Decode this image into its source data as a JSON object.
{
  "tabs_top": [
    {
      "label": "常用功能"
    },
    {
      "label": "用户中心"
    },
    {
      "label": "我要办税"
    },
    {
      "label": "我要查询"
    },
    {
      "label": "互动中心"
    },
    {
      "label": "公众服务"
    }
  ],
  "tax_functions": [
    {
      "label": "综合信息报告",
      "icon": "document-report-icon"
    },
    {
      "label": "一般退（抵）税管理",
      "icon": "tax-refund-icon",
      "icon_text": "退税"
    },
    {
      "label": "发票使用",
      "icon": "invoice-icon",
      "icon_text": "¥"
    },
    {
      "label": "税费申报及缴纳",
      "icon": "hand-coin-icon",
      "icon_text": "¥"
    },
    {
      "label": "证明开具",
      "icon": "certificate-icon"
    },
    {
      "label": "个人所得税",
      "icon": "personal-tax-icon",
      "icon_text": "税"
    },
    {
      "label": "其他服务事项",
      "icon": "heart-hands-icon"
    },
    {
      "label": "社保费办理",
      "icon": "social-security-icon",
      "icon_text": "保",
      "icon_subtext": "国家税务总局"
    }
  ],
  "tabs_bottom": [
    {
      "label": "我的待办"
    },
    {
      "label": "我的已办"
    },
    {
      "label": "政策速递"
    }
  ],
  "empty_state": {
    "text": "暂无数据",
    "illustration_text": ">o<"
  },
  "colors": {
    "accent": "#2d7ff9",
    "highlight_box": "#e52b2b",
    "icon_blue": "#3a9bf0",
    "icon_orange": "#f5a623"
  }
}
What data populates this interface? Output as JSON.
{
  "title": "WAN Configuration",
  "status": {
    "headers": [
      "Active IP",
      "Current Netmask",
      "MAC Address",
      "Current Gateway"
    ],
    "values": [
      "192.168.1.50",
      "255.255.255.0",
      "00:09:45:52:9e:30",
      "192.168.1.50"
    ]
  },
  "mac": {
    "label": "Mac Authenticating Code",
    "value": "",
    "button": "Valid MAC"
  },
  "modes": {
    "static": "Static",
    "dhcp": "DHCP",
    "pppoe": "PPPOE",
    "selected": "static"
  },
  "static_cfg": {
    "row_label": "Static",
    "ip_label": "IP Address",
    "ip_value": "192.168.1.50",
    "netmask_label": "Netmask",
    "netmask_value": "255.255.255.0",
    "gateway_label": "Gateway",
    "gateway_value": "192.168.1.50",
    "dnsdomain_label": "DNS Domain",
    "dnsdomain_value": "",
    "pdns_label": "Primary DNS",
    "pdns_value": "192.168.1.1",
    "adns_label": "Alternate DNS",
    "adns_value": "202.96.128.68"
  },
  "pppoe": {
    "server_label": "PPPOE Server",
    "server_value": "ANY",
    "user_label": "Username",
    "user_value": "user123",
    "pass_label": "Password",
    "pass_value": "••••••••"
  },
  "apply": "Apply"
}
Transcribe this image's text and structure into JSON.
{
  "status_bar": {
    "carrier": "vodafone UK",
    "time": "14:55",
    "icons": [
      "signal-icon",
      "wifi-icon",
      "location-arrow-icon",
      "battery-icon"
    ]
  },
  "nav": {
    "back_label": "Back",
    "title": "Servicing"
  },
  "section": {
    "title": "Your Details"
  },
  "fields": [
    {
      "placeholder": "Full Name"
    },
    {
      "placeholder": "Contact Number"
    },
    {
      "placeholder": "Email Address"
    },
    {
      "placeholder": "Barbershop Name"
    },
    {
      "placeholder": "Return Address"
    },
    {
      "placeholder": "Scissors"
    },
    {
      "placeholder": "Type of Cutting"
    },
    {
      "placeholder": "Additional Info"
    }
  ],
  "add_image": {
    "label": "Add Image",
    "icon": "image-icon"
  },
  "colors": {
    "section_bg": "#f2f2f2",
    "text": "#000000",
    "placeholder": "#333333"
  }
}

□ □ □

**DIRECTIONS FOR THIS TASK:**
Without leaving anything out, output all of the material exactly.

**YOUR RESPONSE:**
Decode this image into its source data as a JSON object.
{
  "tabs_top": [
    {
      "label": "常用功能"
    },
    {
      "label": "用户中心"
    },
    {
      "label": "我要办税"
    },
    {
      "label": "我要查询"
    },
    {
      "label": "互动中心"
    },
    {
      "label": "公众服务"
    }
  ],
  "tax_functions": [
    {
      "label": "综合信息报告",
      "icon": "document-report-icon"
    },
    {
      "label": "一般退（抵）税管理",
      "icon": "tax-refund-icon",
      "icon_text": "退税"
    },
    {
      "label": "发票使用",
      "icon": "invoice-icon",
      "icon_text": "¥"
    },
    {
      "label": "税费申报及缴纳",
      "icon": "hand-coin-icon",
      "icon_text": "¥"
    },
    {
      "label": "证明开具",
      "icon": "certificate-icon"
    },
    {
      "label": "个人所得税",
      "icon": "personal-tax-icon",
      "icon_text": "税"
    },
    {
      "label": "其他服务事项",
      "icon": "heart-hands-icon"
    },
    {
      "label": "社保费办理",
      "icon": "social-security-icon",
      "icon_text": "保",
      "icon_subtext": "国家税务总局"
    }
  ],
  "tabs_bottom": [
    {
      "label": "我的待办"
    },
    {
      "label": "我的已办"
    },
    {
      "label": "政策速递"
    }
  ],
  "empty_state": {
    "text": "暂无数据",
    "illustration_text": ">o<"
  },
  "colors": {
    "accent": "#2d7ff9",
    "highlight_box": "#e52b2b",
    "icon_blue": "#3a9bf0",
    "icon_orange": "#f5a623"
  }
}
What data populates this interface? Output as JSON.
{
  "title": "WAN Configuration",
  "status": {
    "headers": [
      "Active IP",
      "Current Netmask",
      "MAC Address",
      "Current Gateway"
    ],
    "values": [
      "192.168.1.50",
      "255.255.255.0",
      "00:09:45:52:9e:30",
      "192.168.1.50"
    ]
  },
  "mac": {
    "label": "Mac Authenticating Code",
    "value": "",
    "button": "Valid MAC"
  },
  "modes": {
    "static": "Static",
    "dhcp": "DHCP",
    "pppoe": "PPPOE",
    "selected": "static"
  },
  "static_cfg": {
    "row_label": "Static",
    "ip_label": "IP Address",
    "ip_value": "192.168.1.50",
    "netmask_label": "Netmask",
    "netmask_value": "255.255.255.0",
    "gateway_label": "Gateway",
    "gateway_value": "192.168.1.50",
    "dnsdomain_label": "DNS Domain",
    "dnsdomain_value": "",
    "pdns_label": "Primary DNS",
    "pdns_value": "192.168.1.1",
    "adns_label": "Alternate DNS",
    "adns_value": "202.96.128.68"
  },
  "pppoe": {
    "server_label": "PPPOE Server",
    "server_value": "ANY",
    "user_label": "Username",
    "user_value": "user123",
    "pass_label": "Password",
    "pass_value": "••••••••"
  },
  "apply": "Apply"
}
Transcribe this image's text and structure into JSON.
{
  "status_bar": {
    "carrier": "vodafone UK",
    "time": "14:55",
    "icons": [
      "signal-icon",
      "wifi-icon",
      "location-arrow-icon",
      "battery-icon"
    ]
  },
  "nav": {
    "back_label": "Back",
    "title": "Servicing"
  },
  "section": {
    "title": "Your Details"
  },
  "fields": [
    {
      "placeholder": "Full Name"
    },
    {
      "placeholder": "Contact Number"
    },
    {
      "placeholder": "Email Address"
    },
    {
      "placeholder": "Barbershop Name"
    },
    {
      "placeholder": "Return Address"
    },
    {
      "placeholder": "Scissors"
    },
    {
      "placeholder": "Type of Cutting"
    },
    {
      "placeholder": "Additional Info"
    }
  ],
  "add_image": {
    "label": "Add Image",
    "icon": "image-icon"
  },
  "colors": {
    "section_bg": "#f2f2f2",
    "text": "#000000",
    "placeholder": "#333333"
  }
}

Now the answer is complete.